In order to make a wise buying decision, it helps to define the type of car that you want to buy based on several factors: price, efficiency, capacity, engine type, power, style and drivelines. Knowing a bit about these factors in advance can go a long way in helping you make a decision. Let’s look at these factors one by one.
  1. Price: Of course price should be at the top of your list. Go for the car you can afford to buy and maintain. There's no point buying a Monaro HRT if you can’t afford to get it serviced. Remember that insurance costs go up with a more expensive car as well - and if you're buying in the higher range, you'll definitely want insurance! Get some good advice about insurance here.
  2. Fuel efficiency: Your car’s mileage is very important - the price of petrol is constantly increasing. Efficiency can range from 15 Km/litre up to 45 Km/litre. When you've narrowed your choices down by price, do some research online and compare the mileage figures for the models you're interested in.

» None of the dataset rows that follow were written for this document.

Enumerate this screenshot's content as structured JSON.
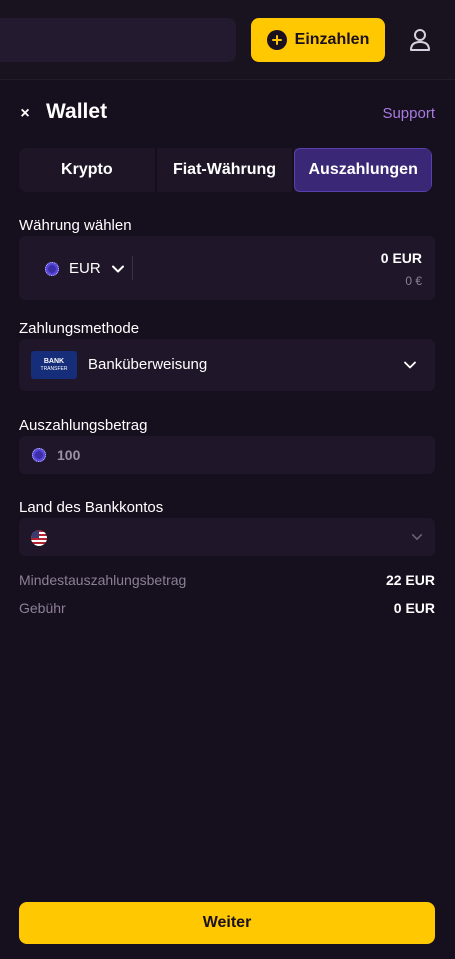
{
  "topbar": {
    "deposit_label": "Einzahlen"
  },
  "wallet": {
    "title": "Wallet",
    "close_icon": "×",
    "support_label": "Support"
  },
  "tabs": [
    {
      "label": "Krypto",
      "active": false
    },
    {
      "label": "Fiat-Währung",
      "active": false
    },
    {
      "label": "Auszahlungen",
      "active": true
    }
  ],
  "currency": {
    "label": "Währung wählen",
    "selected": "EUR",
    "amount": "0 EUR",
    "amount_sub": "0 €"
  },
  "payment_method": {
    "label": "Zahlungsmethode",
    "logo_line1": "BANK",
    "logo_line2": "TRANSFER",
    "selected": "Banküberweisung"
  },
  "withdraw_amount": {
    "label": "Auszahlungsbetrag",
    "value": "100"
  },
  "bank_country": {
    "label": "Land des Bankkontos"
  },
  "info": {
    "min_label": "Mindestauszahlungsbetrag",
    "min_value": "22 EUR",
    "fee_label": "Gebühr",
    "fee_value": "0 EUR"
  },
  "continue_label": "Weiter",
  "colors": {
    "accent": "#ffc800",
    "tab_active": "#3a2775",
    "support_link": "#a77be0",
    "background": "#160f1e"
  }
}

  3. Seating capacity: Your choice of seating capacity will probably be based on your families needs - or perhaps your circle of friends. This will be a simple decision to make, but shouldn't be overlooked - the last thing you want to do is get a car your family won't fit in (and don't forget the dog!)
  4. Engine type: Engines vary from one car to another for many reasons, including performance, efficiency and adaptability. Petrol engines are still the most common by far. Diesel engines are known to have more torque- the grunt that gets your car moving, but if you're interested in making an low-emission choice, look at hybrid and electric engines. 

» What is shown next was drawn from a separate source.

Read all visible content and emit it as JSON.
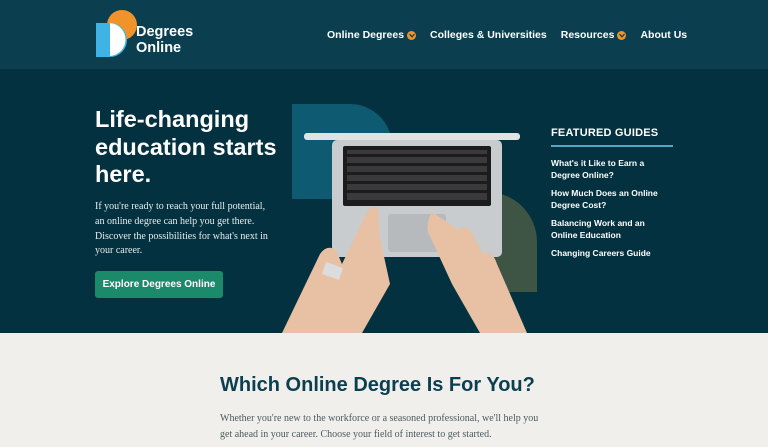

  5. Horsepower: While torque gets you moving, horsepower keeps you moving. Horsepower in cars ranges from 100HP to well above 500HP. High-speed, high-end cars such as the German made Bugatti Veyron produces 1001 metric horsepower with 1,250 Nm of torque reaching 350 Km/hr.
  6. Body style: Another relatively easy decision that depends on your personal preferences. Body styles you might come across include: Convertible, Coupe, Sedan, SUV, Ute, Hatchback, Liftback, Crossover, Track and Wagon. 
  7. Drivelines: You have four types of driveline to choose from: 4WD or 4x4 (Four wheel drive), RWD (Rear Wheel Drive), FWD (Front Wheel Drive) and last but not the least, AWD (All Wheel Drive). AWD is a full-time 4-wheel-drive system (all four wheels receive torque from the engine simultaneously) that employs a center differential that allows each tire to rotate at different speeds improving handling and stability.